Difference between Rose, White and Yellow Gold
Over the years, people’s tastes in gold have changed considerably – from yellow to white to rose gold – especially when it comes to jewellery. Be it bracelets, necklaces, rings or watches, rose and white gold is the hot new choice of both millenials and the older generation. On the surface, it may seem like just a colour difference but there are certain facts about these three varieties that we may not be aware of.
So what actually sets them apart?
Rose Gold –
Be it bracelets, necklaces, rings or watches, rose gold has been ruling the roost for quite a while now. Even when it comes to home decor, a lot of people are opting for this beautiful variant.
Rose gold is a mixture of yellow gold, silver and copper metals. The silver and copper combine to create the pink colour that we find so attractive.
The best part about it is that it doesn’t tarnish. It can, however, turn slightly darker or redder after years of wear.
Rose gold can be paired with silver and platinum jewellery. On it’s own too, it gives a timeless classic look for any occasion.
White Gold –
This variant has also been quite a trend for a long time now. White gold can be confused with platinum quite often, but it is actually an alloy of gold.
It is made up of pure gold, mixed with alloy metals which have a silvery-white colour, like silver or palladium. Apart from this, it is also coated in Rhodium which is a precious metal that comes from the same family as platinum. It gives white gold some added strength, durability and a nice lustrous surface sheen.
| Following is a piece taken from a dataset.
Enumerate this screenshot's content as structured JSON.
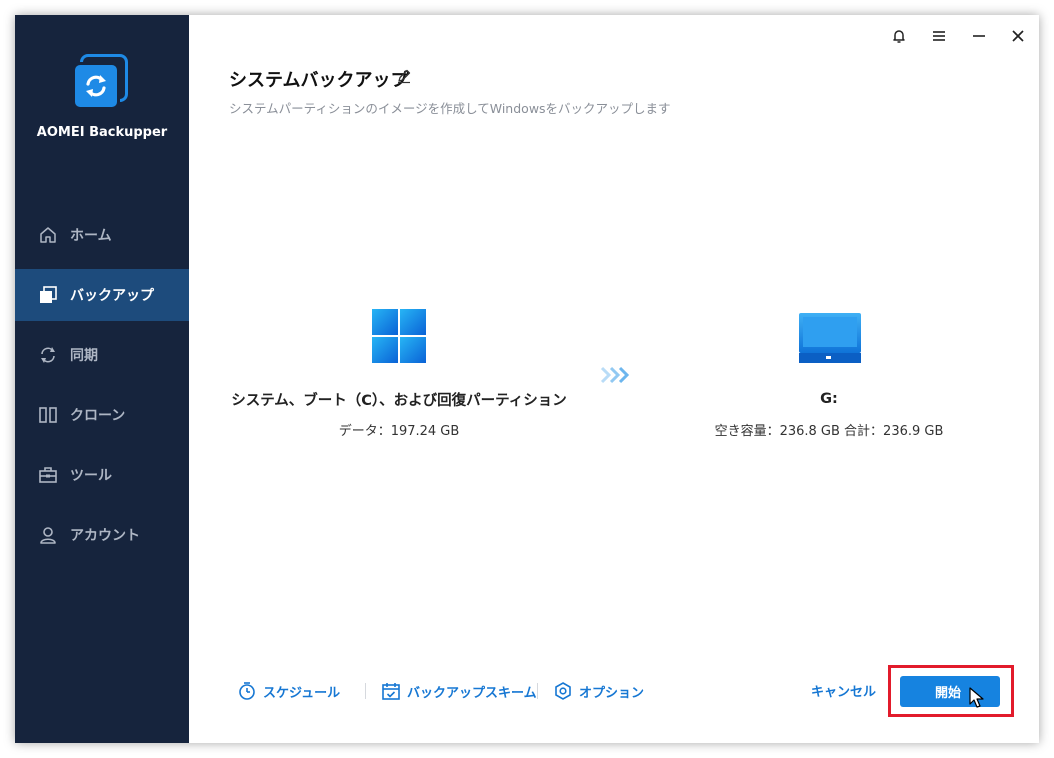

Over time the rhodium coating begins to fade, hence revealing the yellow gold colour underneath. But this can be easily fixed by getting the affected piece of jewellery re-coated with rhodium every now and then by any jeweller.
White gold is the perfect choice for those who prefer a silver-white look over yellow gold. Because of its neutral shade, it is well suited for all events, right from weddings to parties to a more formal setting.
Yellow Gold –
This timeless metal has been a favourite since time immemorial. Pure gold is a soft metal and has to be mixed with other metals to make it stronger and to be able to mould it into shape.
Usually, the higher the carat of yellow gold, the more easily it will get scratched. But these scratches can be removed through polishing.
Yellow gold jewellery is classic and looks gorgeous when paired with warm colours like orange, yellow, coral and brown.